Ainge: 'Very proud' of Rondo's rehab
BOSTON -- Boston Celtics president of basketball operations Danny Ainge said he's proud of the effort that point guard Rajon Rondo has put into his rehab and reaffirmed that he envisions Rondo as the foundation upon which the team will be built moving forward.
Speaking to a small group of reporters at the team's annual Shamrock Gala presented by New England Baptist Hospital, Ainge talked about his team's growing pains, his admiration for the way first-year coach Brad Stevens approaches his job, and offered praise for Rondo's effort in working his way back from ACL rehab.
"I think [Rondo is] doing great," said Ainge. "I think he’s working as hard as he can. I’ve been very proud of him of how he really wants to get out there and I think he wants to get out there, not for his own benefit, but he wants to really help the team. He sees how he’s missed and he just loves to play. He wants to get back for all the right reasons."
Asked if he still envisioned Rondo as the centerpiece for Boston's rebuilding process, Ainge offered a firm, "Absolutely."
Ainge admitted that, through eight preseason games, the Celtics have been inconsistent, but he believes they'll improve with time.
"We’ve been very inconsistent, which I think is typical of a young team that hasn’t played much together," said Ainge. "When they’ve played well, it’s been fun. When they have struggled, I think it’s to be expected, to be fair. Hopefully, they’ll get a little bit more consistent as the regular season gets going."
As Boston shapes its regular-season roster, Ainge suggested that, with the team virtually at the luxury-tax line, it's almost certain the team will carry only the 14 guaranteed contracts into the regular season.
"Right now we’re barely under the luxury tax, so we really have no choice," said Ainge. "If there are deals made later in the year, that would open up roster spots and open up to keep us under the tax. But we will stay under the tax this year. We have to. As we’re rebuilding, not just from a standpoint of the financial budget, but as a competitive advantage."
One thing that raised eyebrows was that, asked about the looming extension deadline for Avery Bradley, Ainge admitted he's been in negotiations with Bradley's camp but wouldn't comment further. That's a departure from last month when Ainge suggested that the team might wait until next summer, when Bradley would be a restricted free agent, to revisit his future with the team.
Read on for a few more quick hits from Ainge:
* On Gerald Wallace's leadership: "Gerald is one of our veterans, he’s been around the block, so he knows quite a bit about the league, and what it takes to win. He’s played a lot of minutes, I think he has a lot to offer our younger players... It’s tough to earn the respect of players. You don’t get it with just the title of coach, you don’t get it with title of veteran. You’ve got to earn it. I think Gerald earns it by the way he plays and the way he goes about his job. He’s just one of those guys that the players respect because of how he goes about his life."
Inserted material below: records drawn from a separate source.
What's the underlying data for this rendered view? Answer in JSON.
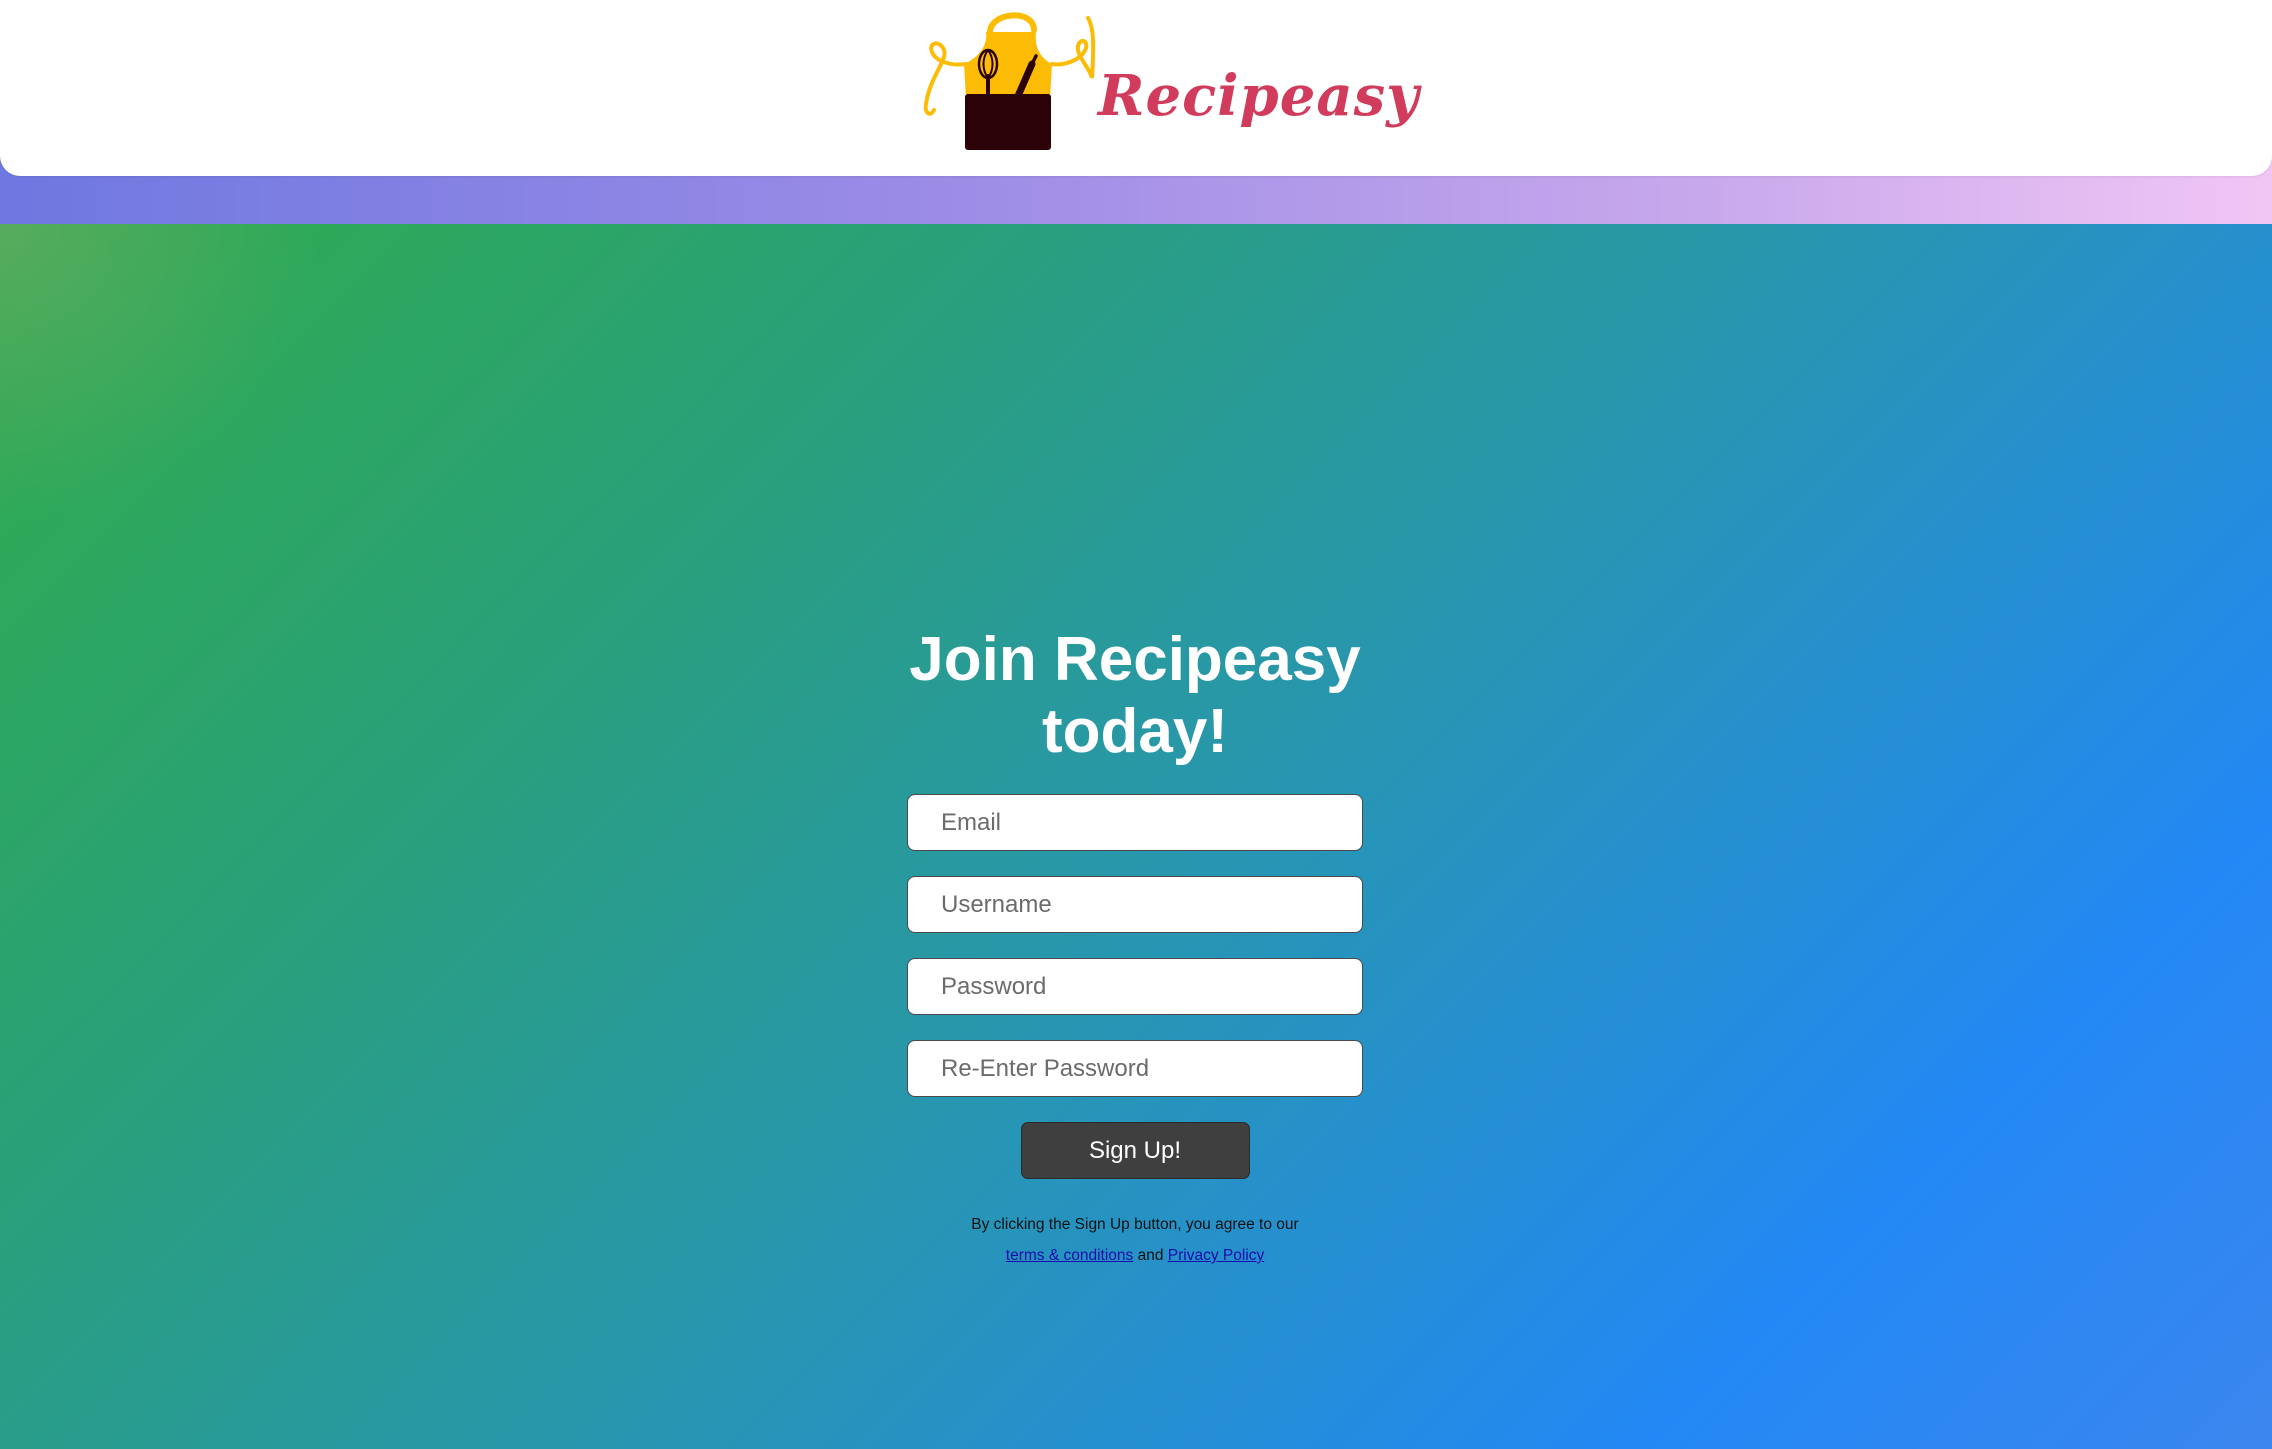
{
  "header": {
    "brand_name": "Recipeasy",
    "logo_icon": "apron-with-whisk-and-rolling-pin-icon"
  },
  "signup": {
    "title": "Join Recipeasy today!",
    "email_placeholder": "Email",
    "username_placeholder": "Username",
    "password_placeholder": "Password",
    "reenter_password_placeholder": "Re-Enter Password",
    "button_label": "Sign Up!",
    "legal_prefix": "By clicking the Sign Up button, you agree to our",
    "terms_link": "terms & conditions",
    "legal_and": "and",
    "privacy_link": "Privacy Policy"
  },
  "colors": {
    "brand_text": "#d13b5c",
    "apron_top": "#fcbc05",
    "apron_pocket": "#2a0208",
    "button_bg": "#3f3f3f",
    "gradient_start": "#2fad4a",
    "gradient_end": "#2388f5",
    "strip_start": "#6e78e0",
    "strip_end": "#f1c6f5"
  }
}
* His impressions of Stevens through eight games: "I think I’ve shared with you guys before, that if I had the choice right now to tear up his contract or give him a four-year contract extension, it’d be the latter. He’s just a pleasure to work with; he’s very smart. And he just has a good deal of integrity and energy. I think the players see that, and so as a coach, there’s a lot of different ways to get the respect of players. And I think our players have a great deal of respect for him, just because of how genuine he is."
* On if he's excited to see his players dressed up for Thursday's event: "I'm probably a little bit more nervous and scared for what they might show up in. I don’t know, it’s all good. Fashion changes and I get a kick out of some of the fashion."
Play Podcast ESPN NFL reporter Field Yates covers expectations for Rob Gronkowski, the Patriots' outlook, LeSean McCoy's injury and Alex Smith's contract negotiations with the Chiefs.
Play Podcast Buster Olney and Justin Havens discuss how teams that made major deals have fared since the deadline. Plus, Cubs GM Jed Hoyer on the strange circumstances caused by weather.